WORK TO COMPLETE: How many lines in the listing below contain the string "JSON"? Say only the number.

RECORDS FOR THIS EXERCISE:
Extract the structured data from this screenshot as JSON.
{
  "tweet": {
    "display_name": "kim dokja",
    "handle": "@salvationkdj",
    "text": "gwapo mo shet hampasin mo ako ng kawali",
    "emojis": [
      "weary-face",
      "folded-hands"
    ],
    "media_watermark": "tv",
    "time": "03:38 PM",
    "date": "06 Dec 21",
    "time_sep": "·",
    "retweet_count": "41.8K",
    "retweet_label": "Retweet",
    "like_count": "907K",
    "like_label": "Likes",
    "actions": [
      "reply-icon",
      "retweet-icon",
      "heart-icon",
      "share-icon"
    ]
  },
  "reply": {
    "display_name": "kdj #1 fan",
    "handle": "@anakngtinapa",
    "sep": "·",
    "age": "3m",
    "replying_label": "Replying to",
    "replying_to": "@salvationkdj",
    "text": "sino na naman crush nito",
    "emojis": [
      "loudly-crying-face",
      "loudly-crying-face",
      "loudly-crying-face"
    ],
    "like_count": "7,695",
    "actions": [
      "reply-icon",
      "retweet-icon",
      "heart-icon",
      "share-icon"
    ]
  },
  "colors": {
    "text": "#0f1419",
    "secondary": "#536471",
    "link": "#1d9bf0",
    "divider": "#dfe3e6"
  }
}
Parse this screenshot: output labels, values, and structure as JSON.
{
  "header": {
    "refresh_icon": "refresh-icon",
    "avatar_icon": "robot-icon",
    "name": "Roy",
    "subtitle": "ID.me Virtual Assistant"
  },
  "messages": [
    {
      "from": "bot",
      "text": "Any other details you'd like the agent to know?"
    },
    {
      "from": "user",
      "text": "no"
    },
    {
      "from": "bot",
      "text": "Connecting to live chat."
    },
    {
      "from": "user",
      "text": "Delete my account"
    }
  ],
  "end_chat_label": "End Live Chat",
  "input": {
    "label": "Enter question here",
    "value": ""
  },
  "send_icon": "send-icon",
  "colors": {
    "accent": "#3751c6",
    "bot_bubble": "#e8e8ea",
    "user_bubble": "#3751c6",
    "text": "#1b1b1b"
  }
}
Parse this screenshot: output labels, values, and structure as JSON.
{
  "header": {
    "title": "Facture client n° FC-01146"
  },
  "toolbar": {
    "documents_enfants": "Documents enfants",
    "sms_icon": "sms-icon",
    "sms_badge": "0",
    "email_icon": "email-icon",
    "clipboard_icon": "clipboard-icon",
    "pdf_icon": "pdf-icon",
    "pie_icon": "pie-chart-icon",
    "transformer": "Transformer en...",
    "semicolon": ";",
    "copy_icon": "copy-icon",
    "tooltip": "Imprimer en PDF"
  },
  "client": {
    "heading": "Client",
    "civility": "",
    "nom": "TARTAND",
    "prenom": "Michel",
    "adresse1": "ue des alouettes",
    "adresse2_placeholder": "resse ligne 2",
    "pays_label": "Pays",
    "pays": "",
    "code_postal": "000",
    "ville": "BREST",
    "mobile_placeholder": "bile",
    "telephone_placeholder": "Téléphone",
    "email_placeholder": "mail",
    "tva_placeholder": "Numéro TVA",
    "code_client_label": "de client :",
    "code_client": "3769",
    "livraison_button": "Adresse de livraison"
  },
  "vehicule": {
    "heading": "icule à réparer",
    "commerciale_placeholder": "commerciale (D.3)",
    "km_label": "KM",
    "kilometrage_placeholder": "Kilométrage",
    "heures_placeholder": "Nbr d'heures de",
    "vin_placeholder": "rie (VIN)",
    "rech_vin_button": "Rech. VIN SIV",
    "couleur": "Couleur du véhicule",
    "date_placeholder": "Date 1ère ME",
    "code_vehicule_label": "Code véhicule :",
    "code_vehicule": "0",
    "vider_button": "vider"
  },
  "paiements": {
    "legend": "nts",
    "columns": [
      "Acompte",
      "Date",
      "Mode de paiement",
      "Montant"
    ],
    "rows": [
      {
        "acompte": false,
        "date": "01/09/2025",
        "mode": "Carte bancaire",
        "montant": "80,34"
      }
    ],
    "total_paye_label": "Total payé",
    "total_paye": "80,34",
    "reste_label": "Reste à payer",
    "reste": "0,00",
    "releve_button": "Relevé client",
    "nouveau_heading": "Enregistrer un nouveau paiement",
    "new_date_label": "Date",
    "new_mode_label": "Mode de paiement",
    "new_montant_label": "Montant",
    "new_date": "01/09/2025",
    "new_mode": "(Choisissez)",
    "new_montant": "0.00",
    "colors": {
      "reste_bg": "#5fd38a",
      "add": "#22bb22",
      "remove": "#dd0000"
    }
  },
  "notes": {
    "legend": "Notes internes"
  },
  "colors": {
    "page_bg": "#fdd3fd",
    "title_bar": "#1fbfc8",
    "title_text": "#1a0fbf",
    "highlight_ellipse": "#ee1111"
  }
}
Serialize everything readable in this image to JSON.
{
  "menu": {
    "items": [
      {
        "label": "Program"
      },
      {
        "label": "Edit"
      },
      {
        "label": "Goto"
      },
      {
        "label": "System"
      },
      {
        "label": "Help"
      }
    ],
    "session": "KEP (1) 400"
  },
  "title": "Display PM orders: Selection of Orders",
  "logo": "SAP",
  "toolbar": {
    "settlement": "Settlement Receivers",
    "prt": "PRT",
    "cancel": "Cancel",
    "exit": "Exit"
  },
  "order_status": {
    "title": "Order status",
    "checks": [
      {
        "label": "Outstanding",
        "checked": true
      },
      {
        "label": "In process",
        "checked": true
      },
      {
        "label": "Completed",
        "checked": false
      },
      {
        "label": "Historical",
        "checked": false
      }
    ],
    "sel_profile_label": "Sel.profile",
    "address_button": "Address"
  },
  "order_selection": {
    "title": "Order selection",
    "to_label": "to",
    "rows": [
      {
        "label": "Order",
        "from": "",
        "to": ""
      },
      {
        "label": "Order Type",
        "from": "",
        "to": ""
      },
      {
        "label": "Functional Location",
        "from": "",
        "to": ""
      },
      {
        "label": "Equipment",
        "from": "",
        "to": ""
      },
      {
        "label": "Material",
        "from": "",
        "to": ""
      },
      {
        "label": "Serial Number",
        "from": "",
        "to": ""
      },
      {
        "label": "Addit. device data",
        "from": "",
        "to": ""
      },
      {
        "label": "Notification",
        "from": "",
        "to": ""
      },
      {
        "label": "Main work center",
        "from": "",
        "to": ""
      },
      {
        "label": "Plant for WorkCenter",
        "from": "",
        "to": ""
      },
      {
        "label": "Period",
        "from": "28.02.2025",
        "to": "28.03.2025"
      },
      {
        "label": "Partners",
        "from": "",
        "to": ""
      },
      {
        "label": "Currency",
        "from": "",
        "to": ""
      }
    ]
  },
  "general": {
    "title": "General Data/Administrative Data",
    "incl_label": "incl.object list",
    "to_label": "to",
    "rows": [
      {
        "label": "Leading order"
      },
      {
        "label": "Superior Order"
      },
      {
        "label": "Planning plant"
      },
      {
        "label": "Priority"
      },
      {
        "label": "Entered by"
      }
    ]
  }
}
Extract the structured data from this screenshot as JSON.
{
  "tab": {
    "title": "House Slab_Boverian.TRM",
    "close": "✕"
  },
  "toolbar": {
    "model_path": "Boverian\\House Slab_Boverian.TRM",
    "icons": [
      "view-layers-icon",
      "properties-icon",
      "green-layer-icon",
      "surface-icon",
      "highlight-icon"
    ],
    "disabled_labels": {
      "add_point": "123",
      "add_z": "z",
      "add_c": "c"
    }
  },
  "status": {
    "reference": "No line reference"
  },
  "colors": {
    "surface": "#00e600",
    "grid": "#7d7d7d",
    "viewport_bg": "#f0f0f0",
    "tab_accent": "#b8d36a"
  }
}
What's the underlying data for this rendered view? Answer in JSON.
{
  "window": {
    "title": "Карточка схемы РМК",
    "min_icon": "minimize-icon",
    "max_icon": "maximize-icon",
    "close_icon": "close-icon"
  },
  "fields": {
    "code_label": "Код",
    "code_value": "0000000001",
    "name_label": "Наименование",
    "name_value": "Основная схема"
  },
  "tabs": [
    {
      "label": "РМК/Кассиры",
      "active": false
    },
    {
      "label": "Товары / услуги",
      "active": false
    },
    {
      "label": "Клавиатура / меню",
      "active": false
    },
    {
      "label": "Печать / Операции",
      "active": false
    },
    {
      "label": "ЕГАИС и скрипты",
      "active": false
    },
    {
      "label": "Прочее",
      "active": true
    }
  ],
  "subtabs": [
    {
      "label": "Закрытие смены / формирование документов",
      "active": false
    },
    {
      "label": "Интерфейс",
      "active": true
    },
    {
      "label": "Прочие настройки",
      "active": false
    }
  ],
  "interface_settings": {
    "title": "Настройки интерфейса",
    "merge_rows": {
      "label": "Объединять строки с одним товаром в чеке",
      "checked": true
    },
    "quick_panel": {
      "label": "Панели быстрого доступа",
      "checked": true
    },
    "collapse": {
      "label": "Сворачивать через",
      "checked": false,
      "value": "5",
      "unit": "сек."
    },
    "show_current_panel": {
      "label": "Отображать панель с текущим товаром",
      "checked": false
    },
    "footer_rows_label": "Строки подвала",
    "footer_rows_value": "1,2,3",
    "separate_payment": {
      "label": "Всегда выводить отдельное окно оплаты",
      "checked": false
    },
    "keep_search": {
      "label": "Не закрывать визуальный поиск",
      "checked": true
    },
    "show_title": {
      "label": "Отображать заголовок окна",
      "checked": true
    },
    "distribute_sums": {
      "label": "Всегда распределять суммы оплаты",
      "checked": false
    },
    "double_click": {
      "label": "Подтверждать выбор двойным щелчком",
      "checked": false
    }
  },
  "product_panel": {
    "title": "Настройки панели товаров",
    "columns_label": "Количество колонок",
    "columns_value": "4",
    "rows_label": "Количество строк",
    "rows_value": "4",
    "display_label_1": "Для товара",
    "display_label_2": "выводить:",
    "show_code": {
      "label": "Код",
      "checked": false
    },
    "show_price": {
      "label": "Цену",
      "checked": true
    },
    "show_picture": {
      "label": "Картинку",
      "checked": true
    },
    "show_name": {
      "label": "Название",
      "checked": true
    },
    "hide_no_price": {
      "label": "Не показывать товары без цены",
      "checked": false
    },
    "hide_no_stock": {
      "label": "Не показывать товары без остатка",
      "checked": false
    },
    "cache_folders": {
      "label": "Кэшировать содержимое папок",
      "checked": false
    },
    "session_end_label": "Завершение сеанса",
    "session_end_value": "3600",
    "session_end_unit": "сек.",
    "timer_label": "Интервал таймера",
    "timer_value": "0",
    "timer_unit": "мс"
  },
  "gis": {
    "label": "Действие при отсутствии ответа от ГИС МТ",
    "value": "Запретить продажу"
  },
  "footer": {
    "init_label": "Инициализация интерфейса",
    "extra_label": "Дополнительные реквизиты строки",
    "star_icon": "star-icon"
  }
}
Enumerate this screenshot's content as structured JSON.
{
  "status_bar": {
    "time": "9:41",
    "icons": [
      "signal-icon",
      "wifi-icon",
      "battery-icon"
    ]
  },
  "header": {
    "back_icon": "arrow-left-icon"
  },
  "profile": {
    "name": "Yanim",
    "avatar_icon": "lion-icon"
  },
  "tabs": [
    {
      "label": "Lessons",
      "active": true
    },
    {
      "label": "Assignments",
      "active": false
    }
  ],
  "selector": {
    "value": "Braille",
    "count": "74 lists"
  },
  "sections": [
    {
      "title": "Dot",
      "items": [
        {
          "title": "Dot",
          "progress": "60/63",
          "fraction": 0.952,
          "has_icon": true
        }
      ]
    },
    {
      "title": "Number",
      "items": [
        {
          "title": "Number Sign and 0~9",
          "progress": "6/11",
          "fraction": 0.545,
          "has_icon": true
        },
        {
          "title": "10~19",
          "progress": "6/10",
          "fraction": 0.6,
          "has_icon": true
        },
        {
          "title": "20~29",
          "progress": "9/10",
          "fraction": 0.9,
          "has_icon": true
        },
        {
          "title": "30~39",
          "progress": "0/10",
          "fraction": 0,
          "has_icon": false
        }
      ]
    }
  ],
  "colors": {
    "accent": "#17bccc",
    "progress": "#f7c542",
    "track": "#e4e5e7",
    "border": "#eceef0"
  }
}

RESPONSE BELOW: 7